(SUPPLIED MATERIAL begins)
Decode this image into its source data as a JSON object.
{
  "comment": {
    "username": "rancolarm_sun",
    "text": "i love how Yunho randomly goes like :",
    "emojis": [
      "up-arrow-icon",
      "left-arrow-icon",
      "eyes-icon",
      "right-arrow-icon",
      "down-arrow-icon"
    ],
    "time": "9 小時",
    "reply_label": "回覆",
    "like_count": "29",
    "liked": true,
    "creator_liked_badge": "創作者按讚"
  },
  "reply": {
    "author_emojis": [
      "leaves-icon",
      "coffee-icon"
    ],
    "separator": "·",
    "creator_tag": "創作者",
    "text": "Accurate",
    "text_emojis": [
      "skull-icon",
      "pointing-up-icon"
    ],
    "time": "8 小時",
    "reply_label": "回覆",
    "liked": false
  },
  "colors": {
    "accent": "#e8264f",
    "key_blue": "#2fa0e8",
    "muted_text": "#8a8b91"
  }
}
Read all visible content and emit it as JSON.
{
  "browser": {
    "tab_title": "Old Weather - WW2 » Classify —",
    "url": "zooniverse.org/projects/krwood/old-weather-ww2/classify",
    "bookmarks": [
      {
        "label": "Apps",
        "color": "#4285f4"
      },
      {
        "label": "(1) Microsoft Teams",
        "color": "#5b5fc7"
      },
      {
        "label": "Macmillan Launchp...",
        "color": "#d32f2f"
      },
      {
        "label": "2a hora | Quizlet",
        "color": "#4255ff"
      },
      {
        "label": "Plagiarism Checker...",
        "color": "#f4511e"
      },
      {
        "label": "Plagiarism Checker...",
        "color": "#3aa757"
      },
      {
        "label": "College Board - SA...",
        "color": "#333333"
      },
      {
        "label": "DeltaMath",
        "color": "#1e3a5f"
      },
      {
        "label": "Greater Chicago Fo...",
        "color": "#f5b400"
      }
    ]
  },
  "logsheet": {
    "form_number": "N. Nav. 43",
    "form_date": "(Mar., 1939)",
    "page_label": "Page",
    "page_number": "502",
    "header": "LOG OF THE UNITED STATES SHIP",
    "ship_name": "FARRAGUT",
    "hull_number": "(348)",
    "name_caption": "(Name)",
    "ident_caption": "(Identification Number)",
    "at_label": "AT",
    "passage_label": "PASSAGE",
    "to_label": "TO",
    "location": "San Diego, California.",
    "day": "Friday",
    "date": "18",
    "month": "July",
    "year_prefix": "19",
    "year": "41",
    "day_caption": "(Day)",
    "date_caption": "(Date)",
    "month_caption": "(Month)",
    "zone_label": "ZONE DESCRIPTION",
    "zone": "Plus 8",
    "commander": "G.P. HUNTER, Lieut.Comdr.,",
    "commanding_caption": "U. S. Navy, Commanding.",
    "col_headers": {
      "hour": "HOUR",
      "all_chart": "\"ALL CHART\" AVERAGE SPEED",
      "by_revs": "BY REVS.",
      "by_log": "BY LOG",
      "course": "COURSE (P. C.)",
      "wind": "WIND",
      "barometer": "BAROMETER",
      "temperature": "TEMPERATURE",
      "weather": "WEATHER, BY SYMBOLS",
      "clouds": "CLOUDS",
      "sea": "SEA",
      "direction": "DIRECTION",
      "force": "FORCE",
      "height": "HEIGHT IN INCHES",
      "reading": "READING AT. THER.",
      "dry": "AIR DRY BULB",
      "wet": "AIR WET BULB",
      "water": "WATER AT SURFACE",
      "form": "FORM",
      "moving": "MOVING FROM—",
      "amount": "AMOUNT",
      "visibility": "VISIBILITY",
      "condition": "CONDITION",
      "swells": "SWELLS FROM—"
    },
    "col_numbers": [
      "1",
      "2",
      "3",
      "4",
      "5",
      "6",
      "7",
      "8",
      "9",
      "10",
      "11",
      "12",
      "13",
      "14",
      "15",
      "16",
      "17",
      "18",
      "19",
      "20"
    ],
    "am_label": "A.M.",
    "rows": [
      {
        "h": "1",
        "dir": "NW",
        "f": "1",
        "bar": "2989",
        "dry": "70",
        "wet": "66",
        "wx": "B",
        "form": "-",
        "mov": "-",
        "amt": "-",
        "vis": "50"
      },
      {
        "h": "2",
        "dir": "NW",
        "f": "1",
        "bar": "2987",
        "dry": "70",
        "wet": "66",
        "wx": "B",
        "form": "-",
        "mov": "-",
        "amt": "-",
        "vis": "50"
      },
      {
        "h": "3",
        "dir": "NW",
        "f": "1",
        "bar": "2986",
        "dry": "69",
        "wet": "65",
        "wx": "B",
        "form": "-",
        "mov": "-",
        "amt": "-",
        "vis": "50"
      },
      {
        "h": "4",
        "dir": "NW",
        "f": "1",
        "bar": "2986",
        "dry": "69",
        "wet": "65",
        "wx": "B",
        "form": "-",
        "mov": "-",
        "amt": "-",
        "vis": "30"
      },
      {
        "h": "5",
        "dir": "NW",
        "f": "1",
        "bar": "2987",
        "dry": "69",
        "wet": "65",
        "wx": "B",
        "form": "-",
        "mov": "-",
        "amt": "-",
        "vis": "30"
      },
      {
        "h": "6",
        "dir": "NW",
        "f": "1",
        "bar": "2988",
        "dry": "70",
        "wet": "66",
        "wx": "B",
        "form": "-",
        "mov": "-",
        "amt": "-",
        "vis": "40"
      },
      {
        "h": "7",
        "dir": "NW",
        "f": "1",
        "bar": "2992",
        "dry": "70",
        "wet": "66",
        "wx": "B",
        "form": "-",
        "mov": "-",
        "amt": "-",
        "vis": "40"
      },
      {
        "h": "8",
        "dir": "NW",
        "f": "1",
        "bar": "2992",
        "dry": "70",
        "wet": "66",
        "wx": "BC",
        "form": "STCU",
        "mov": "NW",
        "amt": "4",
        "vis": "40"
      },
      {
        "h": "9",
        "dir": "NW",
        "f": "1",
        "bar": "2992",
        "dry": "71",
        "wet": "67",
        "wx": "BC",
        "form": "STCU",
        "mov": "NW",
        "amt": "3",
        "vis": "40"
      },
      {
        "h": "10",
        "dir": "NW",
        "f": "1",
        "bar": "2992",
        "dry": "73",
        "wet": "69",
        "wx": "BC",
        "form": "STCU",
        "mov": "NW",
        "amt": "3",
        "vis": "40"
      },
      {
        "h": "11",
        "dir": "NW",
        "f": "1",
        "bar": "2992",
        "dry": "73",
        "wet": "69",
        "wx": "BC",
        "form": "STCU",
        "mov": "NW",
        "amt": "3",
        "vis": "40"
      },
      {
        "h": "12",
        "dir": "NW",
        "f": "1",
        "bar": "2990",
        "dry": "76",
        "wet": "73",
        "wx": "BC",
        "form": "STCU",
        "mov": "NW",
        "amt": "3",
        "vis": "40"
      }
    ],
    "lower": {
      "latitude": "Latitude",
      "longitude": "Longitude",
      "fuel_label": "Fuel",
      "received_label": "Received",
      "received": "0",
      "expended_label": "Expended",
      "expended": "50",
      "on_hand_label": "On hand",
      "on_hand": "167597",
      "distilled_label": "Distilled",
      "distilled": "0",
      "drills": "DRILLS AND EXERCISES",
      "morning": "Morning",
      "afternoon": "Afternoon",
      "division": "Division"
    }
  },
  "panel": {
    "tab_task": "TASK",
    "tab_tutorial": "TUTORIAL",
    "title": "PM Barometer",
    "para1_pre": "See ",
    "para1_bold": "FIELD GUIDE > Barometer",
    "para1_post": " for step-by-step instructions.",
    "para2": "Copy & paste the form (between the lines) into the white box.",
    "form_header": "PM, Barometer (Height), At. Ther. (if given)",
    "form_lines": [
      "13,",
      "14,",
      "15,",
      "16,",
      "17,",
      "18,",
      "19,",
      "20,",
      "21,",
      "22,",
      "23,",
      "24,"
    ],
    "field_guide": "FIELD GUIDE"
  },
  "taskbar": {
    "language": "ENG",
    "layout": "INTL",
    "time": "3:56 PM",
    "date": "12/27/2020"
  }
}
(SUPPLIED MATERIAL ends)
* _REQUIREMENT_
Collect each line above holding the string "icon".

* _ANSWER FOR THE TASK_
      "up-arrow-icon",
      "left-arrow-icon",
      "eyes-icon",
      "right-arrow-icon",
      "down-arrow-icon"
      "leaves-icon",
      "coffee-icon"
      "skull-icon",
      "pointing-up-icon"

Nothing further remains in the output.